Zapata and Quiroz-Haden talk about how organizations are doing what they can to keep business and morale high even when the only options are to appreciate the arts virtually or 6ft apart. With virtual concerts, social distanced rehearsals and outdoor performances becoming more popular during the pandemic, it’s safe to say that while performing arts events have taken a hit due to the Coronavirus, they are finding ways to spread creativity to the community regardless.
by Brandon Alimanestiano, Evan Hughes-
For many seafood lovers, this edition may be quite disconcerting. According to studies and independent journalism from The Guardian, a larger than assumed proportion of seafood consumed worldwide is mislabeled – often inflated with similar, lesser value species. Some of these substitutions create a health concern among related officials.
On this International podcast episode, Brandon and Evan discuss some of the most concerning statistics from these reports; such as how approximately a third of all seafood consumed globally and in restaurants is a product of fraud. With health concerns considered, they try and figure out how this issue could be addressed.

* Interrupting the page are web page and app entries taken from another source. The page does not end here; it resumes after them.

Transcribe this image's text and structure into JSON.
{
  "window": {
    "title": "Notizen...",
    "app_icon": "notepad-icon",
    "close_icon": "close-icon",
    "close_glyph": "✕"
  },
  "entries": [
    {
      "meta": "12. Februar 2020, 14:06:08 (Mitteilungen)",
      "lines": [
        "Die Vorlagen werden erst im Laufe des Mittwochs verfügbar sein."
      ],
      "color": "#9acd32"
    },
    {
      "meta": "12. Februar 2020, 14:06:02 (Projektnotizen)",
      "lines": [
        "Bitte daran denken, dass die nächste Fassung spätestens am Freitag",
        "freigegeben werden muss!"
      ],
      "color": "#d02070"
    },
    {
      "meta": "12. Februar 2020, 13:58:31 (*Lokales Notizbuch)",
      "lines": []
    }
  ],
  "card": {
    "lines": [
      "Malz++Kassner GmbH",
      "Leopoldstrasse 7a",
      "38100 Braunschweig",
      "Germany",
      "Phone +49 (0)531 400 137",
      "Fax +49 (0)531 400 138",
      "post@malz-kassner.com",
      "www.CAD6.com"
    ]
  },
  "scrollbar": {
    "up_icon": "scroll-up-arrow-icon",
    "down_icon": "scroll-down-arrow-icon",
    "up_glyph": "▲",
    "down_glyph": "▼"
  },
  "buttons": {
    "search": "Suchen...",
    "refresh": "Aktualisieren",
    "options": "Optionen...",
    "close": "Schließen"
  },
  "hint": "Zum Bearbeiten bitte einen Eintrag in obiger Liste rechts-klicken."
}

Photo via pexels.com
by Ian Hatcher, Ryan Cruze –
Storm Murphy recently announced his intentions to transfer from Wofford and use his one season of graduate eligibility for the Virginia Tech Hokies basketball team. He is reunited with Mike Young who coached the Wofford Terriers for 17 seasons. Murphy was a sophomore when Young left to become the Virginia Tech coach in 2019, but has blossomed since his departure. This last season he was First Team All-Southern Conference and averaged 17.8 points per game.
The Hokies have yet to take the court for the tournament, but with Murphy’s commitment it’s hard not to look into the future. Wabissa Bede and Cartier Diara and the only two graduating players for the Hokies. With their departures will Murphy be able to fill the void? In this podcast we’ll explore what the Hokies can expect in the upcoming season with Murphy in the fold.